◆ The problem ◆
Copy out each line featuring the string "value" from the entries beneath.

◆ Data for the task ◆

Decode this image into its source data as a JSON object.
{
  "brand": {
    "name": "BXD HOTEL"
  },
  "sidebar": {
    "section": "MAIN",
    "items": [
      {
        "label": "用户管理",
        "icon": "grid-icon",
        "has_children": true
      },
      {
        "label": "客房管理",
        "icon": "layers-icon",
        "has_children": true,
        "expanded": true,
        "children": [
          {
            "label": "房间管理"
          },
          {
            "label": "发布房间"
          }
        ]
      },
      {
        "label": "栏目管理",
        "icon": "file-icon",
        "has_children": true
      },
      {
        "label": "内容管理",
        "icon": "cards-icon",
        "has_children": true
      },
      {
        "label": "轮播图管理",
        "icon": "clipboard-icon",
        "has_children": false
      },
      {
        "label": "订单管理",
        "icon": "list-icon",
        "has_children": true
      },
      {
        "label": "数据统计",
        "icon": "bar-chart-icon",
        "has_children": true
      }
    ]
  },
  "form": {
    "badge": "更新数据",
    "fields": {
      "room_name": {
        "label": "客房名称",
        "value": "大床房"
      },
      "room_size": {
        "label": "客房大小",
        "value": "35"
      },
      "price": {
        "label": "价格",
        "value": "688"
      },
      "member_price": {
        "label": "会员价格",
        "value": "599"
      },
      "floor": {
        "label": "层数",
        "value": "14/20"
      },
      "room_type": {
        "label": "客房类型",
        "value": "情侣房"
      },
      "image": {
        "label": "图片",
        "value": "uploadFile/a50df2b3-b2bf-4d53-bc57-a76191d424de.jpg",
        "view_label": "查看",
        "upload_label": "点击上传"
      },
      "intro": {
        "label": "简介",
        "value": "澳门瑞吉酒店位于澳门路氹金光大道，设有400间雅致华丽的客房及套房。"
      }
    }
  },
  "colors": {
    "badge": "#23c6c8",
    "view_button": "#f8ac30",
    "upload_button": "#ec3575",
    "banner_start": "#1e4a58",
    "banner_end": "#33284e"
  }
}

◆ Solved problem ◆
        "value": "大床房"
        "value": "35"
        "value": "688"
        "value": "599"
        "value": "14/20"
        "value": "情侣房"
        "value": "uploadFile/a50df2b3-b2bf-4d53-bc57-a76191d424de.jpg",
        "value": "澳门瑞吉酒店位于澳门路氹金光大道，设有400间雅致华丽的客房及套房。"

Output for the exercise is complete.